"Inmates who have stood on the frontlines, battling historic fires should not be denied the right to later become a professional firefighter," Newsom tweeted. According to CNN affiliate KABC, Newsom said the law will give thousands of inmate firefighters opportunity and hope. He called them "heroic."

Eloise Gomez Reyes, a Democrat who sponsored the legislation, said the measure is about second chances.

"To correct is to right a wrong; to rehabilitate is to restore," Gomez Reyes said. "Rehabilitation without strategies to ensure the formerly incarcerated have a career is a pathway to recidivism. We must get serious about providing pathways for those that show the determination to turn their lives around."

People who commit violent felonies or sexual crimes are not eligible to petition to have their records cleared.

For decades California has supplemented its firefighting efforts with minimum-security inmates. The California Department of Corrections and Rehabilitation (CDCR) operates 43 conservation camps, or fire camps, throughout the state.

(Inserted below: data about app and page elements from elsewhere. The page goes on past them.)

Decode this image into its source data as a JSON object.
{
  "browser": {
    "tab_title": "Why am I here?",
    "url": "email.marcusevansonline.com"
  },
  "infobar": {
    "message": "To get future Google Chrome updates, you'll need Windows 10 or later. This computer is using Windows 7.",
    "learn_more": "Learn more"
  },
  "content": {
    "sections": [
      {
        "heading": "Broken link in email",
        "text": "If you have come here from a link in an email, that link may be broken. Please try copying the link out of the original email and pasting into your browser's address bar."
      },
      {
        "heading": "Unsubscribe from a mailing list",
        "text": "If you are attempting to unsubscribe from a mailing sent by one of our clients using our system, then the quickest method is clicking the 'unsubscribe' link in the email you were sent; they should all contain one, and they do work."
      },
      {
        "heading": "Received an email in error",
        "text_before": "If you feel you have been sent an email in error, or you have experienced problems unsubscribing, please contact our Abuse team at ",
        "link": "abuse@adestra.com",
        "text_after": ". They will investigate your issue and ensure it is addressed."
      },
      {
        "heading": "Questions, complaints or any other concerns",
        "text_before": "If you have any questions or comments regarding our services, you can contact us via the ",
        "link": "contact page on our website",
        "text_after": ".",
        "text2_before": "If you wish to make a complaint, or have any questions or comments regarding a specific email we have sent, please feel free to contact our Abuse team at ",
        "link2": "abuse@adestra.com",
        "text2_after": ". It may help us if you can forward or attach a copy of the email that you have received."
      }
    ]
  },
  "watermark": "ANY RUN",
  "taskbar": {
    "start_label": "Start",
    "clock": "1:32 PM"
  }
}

Hundreds of inmates have been used each year to battle recent fires.

The legislation that Newsom signed says three inmate firefighters have died since 2017.

The average compensation for an inmate firefighter is $3.63 per day, and they earn an additional $1.00 per day when deployed to an active fire, California Department of Forestry and Fire Protection spokeswoman Christine McMorrow said in August.

Despite their extensive training and heroic efforts in times of crisis, former inmates are often denied roles in fire departments because of their felony records.

Most fire departments require candidates to have an EMT license, which can be extremely difficult to acquire with a felony conviction.

The Conservation Camp Program supports state, local and federal government agencies as they respond to emergencies such as fires, floods and other natural or man-made disasters.

Inmate crews are assigned to a wide range of duties. When not assigned to fires, inmate crews work on fuel reduction projects near their camp location. During fires, inmate crews are assigned to initial attack, fire line creation and cleanups to make a fire safe or reduce residual smoke after the fire is controlled, according to the USDA Forest Service.

With 12 to 17 inmates in each crew, inmate firefighters work as "hand crews" who use hand tools like shovels, rakes and axes to construct the fire line.

This year there are significantly fewer inmate firefighting crews helping to battle California's devastating wildfires due to the state prison system's early release program, according to Cal Fire.

In July, the CDCR announced its decision to release as many as 17,600 inmates early to protect the prison population and staff from the coronavirus pandemic.

The early releases have meant there are 600 fewer inmate firefighters available this fire season compared to last year, McMorrow said last month.

The-CNN-Wire™ & © 2018 Cable News Network, Inc., a Time Warner Company. All rights reserved.

Share this article: